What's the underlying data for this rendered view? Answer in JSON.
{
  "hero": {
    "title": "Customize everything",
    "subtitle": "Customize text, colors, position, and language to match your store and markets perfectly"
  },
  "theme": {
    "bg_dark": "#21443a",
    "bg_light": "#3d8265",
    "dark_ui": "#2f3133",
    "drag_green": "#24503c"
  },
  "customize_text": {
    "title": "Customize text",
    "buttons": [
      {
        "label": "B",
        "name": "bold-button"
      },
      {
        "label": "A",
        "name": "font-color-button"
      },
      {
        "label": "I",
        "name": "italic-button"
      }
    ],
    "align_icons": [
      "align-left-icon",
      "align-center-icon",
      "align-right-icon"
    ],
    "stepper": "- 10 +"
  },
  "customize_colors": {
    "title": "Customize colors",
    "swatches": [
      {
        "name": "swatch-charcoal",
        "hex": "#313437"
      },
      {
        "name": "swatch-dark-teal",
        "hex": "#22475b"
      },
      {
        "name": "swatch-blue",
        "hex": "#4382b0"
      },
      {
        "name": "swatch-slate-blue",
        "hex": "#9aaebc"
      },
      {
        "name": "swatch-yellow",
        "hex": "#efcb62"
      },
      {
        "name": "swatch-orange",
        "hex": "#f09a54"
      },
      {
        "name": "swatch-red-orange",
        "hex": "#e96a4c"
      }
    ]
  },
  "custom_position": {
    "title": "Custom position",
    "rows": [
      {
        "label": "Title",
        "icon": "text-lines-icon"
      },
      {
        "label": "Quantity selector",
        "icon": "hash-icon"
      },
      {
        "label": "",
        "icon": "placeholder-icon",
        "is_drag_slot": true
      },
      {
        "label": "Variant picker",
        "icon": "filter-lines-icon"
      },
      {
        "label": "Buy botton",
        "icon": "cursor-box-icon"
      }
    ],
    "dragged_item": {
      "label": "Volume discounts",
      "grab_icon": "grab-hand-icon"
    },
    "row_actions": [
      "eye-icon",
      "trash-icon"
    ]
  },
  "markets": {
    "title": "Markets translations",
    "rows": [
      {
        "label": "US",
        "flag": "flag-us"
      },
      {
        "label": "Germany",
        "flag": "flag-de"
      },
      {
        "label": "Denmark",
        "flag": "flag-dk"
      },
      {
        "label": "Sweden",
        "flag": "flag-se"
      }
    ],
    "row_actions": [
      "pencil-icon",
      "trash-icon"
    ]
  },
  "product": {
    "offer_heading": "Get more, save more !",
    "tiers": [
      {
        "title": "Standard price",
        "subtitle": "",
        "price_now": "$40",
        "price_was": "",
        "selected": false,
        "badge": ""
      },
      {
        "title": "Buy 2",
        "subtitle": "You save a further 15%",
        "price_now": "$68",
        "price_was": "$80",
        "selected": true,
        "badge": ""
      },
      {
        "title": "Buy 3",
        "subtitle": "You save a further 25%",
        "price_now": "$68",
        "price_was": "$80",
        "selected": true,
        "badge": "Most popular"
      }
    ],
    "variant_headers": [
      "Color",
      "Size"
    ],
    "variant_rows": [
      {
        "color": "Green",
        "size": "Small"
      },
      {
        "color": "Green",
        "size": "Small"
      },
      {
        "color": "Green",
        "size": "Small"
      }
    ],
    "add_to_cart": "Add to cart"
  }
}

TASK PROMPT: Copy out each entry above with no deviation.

ANSWER TO THIS EXERCISE:
What's the underlying data for this rendered view? Answer in JSON.
{
  "hero": {
    "title": "Customize everything",
    "subtitle": "Customize text, colors, position, and language to match your store and markets perfectly"
  },
  "theme": {
    "bg_dark": "#21443a",
    "bg_light": "#3d8265",
    "dark_ui": "#2f3133",
    "drag_green": "#24503c"
  },
  "customize_text": {
    "title": "Customize text",
    "buttons": [
      {
        "label": "B",
        "name": "bold-button"
      },
      {
        "label": "A",
        "name": "font-color-button"
      },
      {
        "label": "I",
        "name": "italic-button"
      }
    ],
    "align_icons": [
      "align-left-icon",
      "align-center-icon",
      "align-right-icon"
    ],
    "stepper": "- 10 +"
  },
  "customize_colors": {
    "title": "Customize colors",
    "swatches": [
      {
        "name": "swatch-charcoal",
        "hex": "#313437"
      },
      {
        "name": "swatch-dark-teal",
        "hex": "#22475b"
      },
      {
        "name": "swatch-blue",
        "hex": "#4382b0"
      },
      {
        "name": "swatch-slate-blue",
        "hex": "#9aaebc"
      },
      {
        "name": "swatch-yellow",
        "hex": "#efcb62"
      },
      {
        "name": "swatch-orange",
        "hex": "#f09a54"
      },
      {
        "name": "swatch-red-orange",
        "hex": "#e96a4c"
      }
    ]
  },
  "custom_position": {
    "title": "Custom position",
    "rows": [
      {
        "label": "Title",
        "icon": "text-lines-icon"
      },
      {
        "label": "Quantity selector",
        "icon": "hash-icon"
      },
      {
        "label": "",
        "icon": "placeholder-icon",
        "is_drag_slot": true
      },
      {
        "label": "Variant picker",
        "icon": "filter-lines-icon"
      },
      {
        "label": "Buy botton",
        "icon": "cursor-box-icon"
      }
    ],
    "dragged_item": {
      "label": "Volume discounts",
      "grab_icon": "grab-hand-icon"
    },
    "row_actions": [
      "eye-icon",
      "trash-icon"
    ]
  },
  "markets": {
    "title": "Markets translations",
    "rows": [
      {
        "label": "US",
        "flag": "flag-us"
      },
      {
        "label": "Germany",
        "flag": "flag-de"
      },
      {
        "label": "Denmark",
        "flag": "flag-dk"
      },
      {
        "label": "Sweden",
        "flag": "flag-se"
      }
    ],
    "row_actions": [
      "pencil-icon",
      "trash-icon"
    ]
  },
  "product": {
    "offer_heading": "Get more, save more !",
    "tiers": [
      {
        "title": "Standard price",
        "subtitle": "",
        "price_now": "$40",
        "price_was": "",
        "selected": false,
        "badge": ""
      },
      {
        "title": "Buy 2",
        "subtitle": "You save a further 15%",
        "price_now": "$68",
        "price_was": "$80",
        "selected": true,
        "badge": ""
      },
      {
        "title": "Buy 3",
        "subtitle": "You save a further 25%",
        "price_now": "$68",
        "price_was": "$80",
        "selected": true,
        "badge": "Most popular"
      }
    ],
    "variant_headers": [
      "Color",
      "Size"
    ],
    "variant_rows": [
      {
        "color": "Green",
        "size": "Small"
      },
      {
        "color": "Green",
        "size": "Small"
      },
      {
        "color": "Green",
        "size": "Small"
      }
    ],
    "add_to_cart": "Add to cart"
  }
}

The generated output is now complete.